I also thought that I was join­ing a’ pro­fes­sion but soon found out that I had joined what was pompous­ly referred to as the” pro­fes­sion. Near­ly every speak­er and solic­i­tor from the floor at every course and lec­ture repeat­ed­ly referred to the” pro­fes­sion. Every change was resist­ed as an attack whether or not it ben­e­fit­ted clients. The sta­tus quo was all that mat­tered. Most Solic­i­tors in those days (and for some time to come) seemed only inter­est­ed in them­selves and their (per­ceived ) sta­tus of them­selves and I don’t think the word ser­vice” was either used or under­stood. It was all alien to me and I didn’t like it or them to say the least, so I ignored them as far as pos­si­ble and just got on with my job.

I don’t know exact­ly why they act­ed in this way but I have two the­o­ries. Until a few years ear­li­er fees had been based, for Con­veyanc­ing at least, on quite a gen­er­ous fixed scale but that had been abol­ished well before I qual­i­fied. Income was there­fore more under pres­sure and the pro­fes­sion” was affront­ed at hav­ing to oper­ate in a com­pet­i­tive envi­ron­ment and, frankly, didn’t know how to. Sec­ond­ly, there were a lot of father and son Solic­i­tors and I sus­pect that fathers had told their sons about the sta­tus they used to enjoy when they were young like coun­try vets or even bank man­agers. If this sounds fan­ci­ful today, watch an episode of Dad’s Army and see the stand­ing that Cap­tain Main­war­ing had in the com­mu­ni­ty. He was also Cap­tain not through mil­i­tary ser­vice of any sort but through social rank as a respect­ed bank manager. 

Thank­ful­ly those days are behind us. Today, we are a busi­ness in a ser­vice indus­try and we need to oper­ate as such. It is per­fect­ly pos­si­ble to main­tain the high­est pro­fes­sion­al stan­dards whilst deliv­er­ing a first class con­sumer expe­ri­ence. Our Clients are enti­tled to take our qual­i­fi­ca­tions and expe­ri­ence for grant­ed just as we expect chefs in restau­rants to be able to cook. It is a given.

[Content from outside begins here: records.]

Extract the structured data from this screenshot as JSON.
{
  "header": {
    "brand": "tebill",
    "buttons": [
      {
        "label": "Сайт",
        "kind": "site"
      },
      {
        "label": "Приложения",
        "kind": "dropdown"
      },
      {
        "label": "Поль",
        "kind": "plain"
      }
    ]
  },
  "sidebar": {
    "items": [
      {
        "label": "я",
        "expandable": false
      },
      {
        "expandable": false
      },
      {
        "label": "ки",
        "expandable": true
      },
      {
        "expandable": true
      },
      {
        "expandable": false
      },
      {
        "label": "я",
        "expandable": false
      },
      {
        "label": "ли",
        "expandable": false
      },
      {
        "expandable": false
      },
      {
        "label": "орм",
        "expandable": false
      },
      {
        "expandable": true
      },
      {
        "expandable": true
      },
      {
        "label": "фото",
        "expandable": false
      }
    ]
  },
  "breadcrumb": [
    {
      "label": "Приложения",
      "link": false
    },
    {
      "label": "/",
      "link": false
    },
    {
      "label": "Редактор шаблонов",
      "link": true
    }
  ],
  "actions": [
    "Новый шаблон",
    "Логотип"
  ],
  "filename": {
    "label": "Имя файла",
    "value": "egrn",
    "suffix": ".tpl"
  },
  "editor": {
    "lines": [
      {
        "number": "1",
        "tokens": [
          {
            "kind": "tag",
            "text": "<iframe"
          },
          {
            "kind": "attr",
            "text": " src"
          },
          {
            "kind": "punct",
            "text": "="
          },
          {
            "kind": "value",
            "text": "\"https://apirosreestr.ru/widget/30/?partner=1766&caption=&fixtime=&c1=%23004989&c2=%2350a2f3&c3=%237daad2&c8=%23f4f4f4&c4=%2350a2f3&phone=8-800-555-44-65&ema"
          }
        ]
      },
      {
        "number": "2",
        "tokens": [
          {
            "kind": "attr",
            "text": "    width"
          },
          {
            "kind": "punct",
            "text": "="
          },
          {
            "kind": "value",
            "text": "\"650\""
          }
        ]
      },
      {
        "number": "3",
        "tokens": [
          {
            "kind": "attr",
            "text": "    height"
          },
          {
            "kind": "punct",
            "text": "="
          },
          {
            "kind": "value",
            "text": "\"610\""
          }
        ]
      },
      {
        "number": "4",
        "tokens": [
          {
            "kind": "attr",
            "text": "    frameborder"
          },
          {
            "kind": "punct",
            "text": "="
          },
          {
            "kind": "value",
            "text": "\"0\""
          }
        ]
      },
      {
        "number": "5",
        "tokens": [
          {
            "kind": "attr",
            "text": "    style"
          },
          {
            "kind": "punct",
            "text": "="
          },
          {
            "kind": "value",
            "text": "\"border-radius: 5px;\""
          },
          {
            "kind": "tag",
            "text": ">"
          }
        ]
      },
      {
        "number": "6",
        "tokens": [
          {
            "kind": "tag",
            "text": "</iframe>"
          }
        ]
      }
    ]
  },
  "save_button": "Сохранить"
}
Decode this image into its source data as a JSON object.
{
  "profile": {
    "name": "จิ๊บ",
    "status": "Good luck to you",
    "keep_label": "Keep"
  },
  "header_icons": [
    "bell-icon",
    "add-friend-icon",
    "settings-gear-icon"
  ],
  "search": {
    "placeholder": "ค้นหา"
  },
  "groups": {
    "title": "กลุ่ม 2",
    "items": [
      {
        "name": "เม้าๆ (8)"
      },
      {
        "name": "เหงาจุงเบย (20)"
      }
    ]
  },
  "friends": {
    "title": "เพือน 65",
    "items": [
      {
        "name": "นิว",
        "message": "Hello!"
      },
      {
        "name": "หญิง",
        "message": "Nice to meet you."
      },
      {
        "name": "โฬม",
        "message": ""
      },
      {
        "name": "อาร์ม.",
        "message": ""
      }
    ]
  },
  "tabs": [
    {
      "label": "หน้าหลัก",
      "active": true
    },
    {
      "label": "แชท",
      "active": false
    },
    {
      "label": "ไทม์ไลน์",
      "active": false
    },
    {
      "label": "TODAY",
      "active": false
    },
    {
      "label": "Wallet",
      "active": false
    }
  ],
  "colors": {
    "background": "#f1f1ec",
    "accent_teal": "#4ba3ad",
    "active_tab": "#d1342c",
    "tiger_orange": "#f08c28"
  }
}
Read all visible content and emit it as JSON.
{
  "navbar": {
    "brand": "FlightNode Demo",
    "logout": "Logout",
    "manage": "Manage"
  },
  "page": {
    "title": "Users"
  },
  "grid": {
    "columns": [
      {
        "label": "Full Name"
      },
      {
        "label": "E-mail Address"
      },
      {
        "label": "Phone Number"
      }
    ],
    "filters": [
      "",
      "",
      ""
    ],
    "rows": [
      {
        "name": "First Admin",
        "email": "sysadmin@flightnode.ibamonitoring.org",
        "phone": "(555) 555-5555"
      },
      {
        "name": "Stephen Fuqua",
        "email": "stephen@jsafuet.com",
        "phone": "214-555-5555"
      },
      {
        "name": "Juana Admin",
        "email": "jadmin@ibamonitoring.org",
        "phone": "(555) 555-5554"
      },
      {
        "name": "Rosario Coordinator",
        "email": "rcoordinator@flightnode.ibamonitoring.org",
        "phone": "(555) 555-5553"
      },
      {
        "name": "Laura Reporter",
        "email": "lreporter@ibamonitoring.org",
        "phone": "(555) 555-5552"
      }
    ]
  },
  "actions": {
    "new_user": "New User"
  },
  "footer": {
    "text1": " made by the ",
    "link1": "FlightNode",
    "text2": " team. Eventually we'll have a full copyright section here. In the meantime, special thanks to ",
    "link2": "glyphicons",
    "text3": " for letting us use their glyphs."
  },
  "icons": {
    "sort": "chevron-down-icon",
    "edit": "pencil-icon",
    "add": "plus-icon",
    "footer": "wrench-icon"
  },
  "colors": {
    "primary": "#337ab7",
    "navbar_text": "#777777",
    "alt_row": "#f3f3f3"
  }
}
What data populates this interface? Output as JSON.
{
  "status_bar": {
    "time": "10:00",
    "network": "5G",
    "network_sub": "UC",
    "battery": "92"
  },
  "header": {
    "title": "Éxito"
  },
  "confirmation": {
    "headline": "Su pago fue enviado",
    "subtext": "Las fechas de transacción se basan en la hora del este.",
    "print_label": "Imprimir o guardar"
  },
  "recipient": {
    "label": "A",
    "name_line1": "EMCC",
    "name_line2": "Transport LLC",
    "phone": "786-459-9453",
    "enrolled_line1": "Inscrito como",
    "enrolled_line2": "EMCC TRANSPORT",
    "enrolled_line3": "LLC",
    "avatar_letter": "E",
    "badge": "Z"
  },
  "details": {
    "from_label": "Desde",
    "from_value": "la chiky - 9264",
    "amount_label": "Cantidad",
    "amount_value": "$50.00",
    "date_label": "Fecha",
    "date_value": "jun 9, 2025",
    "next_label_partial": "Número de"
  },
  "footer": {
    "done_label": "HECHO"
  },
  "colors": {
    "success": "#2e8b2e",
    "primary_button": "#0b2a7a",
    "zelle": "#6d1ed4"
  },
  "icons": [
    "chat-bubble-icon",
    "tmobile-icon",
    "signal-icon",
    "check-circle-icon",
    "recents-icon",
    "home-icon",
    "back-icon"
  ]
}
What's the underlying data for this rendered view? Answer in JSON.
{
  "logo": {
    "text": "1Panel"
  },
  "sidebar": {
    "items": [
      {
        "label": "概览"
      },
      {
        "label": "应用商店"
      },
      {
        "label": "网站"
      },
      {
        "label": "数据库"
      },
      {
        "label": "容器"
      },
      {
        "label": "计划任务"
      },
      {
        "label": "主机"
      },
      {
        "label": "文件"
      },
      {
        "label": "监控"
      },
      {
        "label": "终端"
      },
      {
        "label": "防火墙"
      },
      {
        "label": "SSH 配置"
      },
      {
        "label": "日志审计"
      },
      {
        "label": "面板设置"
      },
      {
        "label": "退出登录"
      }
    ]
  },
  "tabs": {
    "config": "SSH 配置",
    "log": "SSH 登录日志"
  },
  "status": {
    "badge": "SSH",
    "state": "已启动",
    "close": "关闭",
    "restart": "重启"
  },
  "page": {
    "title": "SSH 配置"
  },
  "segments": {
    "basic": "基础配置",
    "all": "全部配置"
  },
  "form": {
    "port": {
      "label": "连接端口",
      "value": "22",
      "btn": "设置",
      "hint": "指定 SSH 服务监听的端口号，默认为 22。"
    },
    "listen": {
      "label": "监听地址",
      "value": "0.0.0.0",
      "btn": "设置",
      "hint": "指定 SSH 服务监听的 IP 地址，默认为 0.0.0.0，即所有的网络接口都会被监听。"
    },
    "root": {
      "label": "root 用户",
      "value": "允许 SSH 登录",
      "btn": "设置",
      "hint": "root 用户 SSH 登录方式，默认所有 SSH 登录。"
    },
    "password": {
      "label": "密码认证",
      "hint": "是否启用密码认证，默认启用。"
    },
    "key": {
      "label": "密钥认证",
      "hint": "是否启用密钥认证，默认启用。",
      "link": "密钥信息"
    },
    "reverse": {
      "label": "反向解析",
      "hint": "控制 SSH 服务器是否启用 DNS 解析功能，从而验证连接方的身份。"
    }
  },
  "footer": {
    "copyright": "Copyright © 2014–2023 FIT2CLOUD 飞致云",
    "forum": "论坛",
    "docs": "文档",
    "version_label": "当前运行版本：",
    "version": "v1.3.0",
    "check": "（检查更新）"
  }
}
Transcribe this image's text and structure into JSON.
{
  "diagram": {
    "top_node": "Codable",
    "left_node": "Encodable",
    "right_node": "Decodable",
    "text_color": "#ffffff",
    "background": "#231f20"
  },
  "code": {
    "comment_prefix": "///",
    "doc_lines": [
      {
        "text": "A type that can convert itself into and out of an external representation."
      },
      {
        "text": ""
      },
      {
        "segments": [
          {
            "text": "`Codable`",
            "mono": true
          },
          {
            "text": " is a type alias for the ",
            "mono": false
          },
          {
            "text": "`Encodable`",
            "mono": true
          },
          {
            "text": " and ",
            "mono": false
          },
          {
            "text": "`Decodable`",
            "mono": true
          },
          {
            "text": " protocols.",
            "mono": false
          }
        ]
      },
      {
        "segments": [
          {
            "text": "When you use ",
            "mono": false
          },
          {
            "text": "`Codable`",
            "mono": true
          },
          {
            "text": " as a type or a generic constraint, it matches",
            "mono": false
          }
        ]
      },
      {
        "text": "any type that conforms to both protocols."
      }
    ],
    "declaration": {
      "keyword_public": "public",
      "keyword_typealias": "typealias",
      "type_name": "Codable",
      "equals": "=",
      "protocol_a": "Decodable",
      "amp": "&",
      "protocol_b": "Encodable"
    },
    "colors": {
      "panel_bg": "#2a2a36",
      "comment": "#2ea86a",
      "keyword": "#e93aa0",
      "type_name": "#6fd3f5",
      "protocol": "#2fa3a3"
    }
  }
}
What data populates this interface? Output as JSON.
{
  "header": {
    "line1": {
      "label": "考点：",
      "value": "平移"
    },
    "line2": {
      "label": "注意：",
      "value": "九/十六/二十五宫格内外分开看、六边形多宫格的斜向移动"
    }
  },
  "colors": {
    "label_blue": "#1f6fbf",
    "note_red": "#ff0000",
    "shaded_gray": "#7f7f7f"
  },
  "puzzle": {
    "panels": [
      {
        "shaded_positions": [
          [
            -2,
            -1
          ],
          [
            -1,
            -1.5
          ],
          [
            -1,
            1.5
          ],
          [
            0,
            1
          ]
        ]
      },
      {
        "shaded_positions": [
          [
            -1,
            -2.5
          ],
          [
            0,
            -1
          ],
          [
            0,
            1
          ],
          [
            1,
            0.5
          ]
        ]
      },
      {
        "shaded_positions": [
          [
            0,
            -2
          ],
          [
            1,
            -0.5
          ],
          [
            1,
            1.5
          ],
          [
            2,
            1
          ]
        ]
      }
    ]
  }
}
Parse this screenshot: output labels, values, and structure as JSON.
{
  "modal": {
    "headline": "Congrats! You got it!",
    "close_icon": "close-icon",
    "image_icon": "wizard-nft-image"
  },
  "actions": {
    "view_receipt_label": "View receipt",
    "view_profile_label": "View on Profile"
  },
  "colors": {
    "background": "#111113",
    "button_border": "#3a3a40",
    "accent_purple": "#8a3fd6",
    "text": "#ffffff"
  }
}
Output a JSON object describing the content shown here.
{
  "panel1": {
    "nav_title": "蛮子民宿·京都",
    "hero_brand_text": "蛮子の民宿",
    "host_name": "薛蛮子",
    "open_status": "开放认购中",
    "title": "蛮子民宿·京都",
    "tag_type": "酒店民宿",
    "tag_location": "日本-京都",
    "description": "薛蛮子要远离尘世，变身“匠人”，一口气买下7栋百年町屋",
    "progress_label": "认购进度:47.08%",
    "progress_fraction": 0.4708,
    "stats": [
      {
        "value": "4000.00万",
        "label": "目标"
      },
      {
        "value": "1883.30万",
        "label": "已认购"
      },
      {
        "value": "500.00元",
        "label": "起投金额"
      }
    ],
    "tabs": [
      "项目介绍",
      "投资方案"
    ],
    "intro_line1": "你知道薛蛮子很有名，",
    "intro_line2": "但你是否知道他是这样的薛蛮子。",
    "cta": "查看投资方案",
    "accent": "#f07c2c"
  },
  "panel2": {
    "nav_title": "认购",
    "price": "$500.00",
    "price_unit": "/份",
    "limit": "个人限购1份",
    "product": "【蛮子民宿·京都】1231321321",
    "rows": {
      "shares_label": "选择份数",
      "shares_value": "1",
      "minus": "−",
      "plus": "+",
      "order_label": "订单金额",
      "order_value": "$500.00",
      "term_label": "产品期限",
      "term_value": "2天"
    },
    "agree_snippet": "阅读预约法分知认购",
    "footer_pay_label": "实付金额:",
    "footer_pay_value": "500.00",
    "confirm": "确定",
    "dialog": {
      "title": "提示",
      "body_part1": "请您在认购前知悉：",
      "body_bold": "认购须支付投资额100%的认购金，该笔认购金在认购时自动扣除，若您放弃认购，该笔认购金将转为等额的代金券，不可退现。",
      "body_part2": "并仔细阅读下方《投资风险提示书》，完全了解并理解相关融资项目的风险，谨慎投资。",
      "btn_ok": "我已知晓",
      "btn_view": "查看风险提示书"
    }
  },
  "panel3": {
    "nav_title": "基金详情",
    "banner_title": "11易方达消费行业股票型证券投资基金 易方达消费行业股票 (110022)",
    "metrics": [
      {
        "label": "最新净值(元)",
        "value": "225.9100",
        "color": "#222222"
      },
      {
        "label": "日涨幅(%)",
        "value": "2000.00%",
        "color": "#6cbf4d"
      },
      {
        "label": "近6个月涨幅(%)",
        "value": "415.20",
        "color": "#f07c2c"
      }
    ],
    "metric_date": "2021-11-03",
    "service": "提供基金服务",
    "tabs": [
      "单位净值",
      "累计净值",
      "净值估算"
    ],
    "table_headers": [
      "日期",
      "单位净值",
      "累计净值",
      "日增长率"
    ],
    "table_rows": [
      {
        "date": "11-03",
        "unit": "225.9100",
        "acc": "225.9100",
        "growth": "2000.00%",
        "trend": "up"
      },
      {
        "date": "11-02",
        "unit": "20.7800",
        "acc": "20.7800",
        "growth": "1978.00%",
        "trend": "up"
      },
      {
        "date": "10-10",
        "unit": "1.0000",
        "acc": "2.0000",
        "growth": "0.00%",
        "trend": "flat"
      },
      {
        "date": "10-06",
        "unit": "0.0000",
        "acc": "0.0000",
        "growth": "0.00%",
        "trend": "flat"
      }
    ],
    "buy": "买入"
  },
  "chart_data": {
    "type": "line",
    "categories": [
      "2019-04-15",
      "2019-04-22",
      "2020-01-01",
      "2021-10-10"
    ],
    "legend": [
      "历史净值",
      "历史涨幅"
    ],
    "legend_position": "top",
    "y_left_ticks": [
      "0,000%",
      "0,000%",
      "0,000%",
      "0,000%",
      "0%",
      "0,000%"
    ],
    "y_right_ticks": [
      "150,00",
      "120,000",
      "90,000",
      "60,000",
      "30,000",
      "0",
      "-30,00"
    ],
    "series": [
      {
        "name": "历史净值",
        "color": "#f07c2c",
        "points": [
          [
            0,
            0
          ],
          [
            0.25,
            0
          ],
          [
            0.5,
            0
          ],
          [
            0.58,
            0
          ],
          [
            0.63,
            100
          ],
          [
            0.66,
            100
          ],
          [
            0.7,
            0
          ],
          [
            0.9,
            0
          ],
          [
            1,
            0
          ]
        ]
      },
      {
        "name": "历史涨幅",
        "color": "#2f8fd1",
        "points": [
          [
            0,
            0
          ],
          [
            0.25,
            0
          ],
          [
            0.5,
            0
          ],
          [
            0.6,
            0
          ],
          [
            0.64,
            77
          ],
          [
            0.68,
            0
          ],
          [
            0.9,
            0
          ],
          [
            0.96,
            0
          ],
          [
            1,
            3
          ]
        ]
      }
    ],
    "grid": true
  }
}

What now dif­fer­en­ti­ates us from our com­peti­tors is the way in which we deliv­er that knowl­edge and expe­ri­ence as a ser­vice. We must deliv­er in a time­ly, friend­ly way at a rea­son­able cost and, if we do, we will be suc­cess­ful and our Clients will be hap­py. So, over 35 years, an aged, self-cen­tred pro­fes­sion has final­ly been replaced by a young, mod­ern, cus­tomer fac­ing indus­try. Sev­en­ty per cent (70%) of our work­force is now aged 30 or under and the” is thank­ful­ly con­signed to his­to­ry. Alex and all our future new Lawyers now have a pro­fes­sion they can be proud to be part of.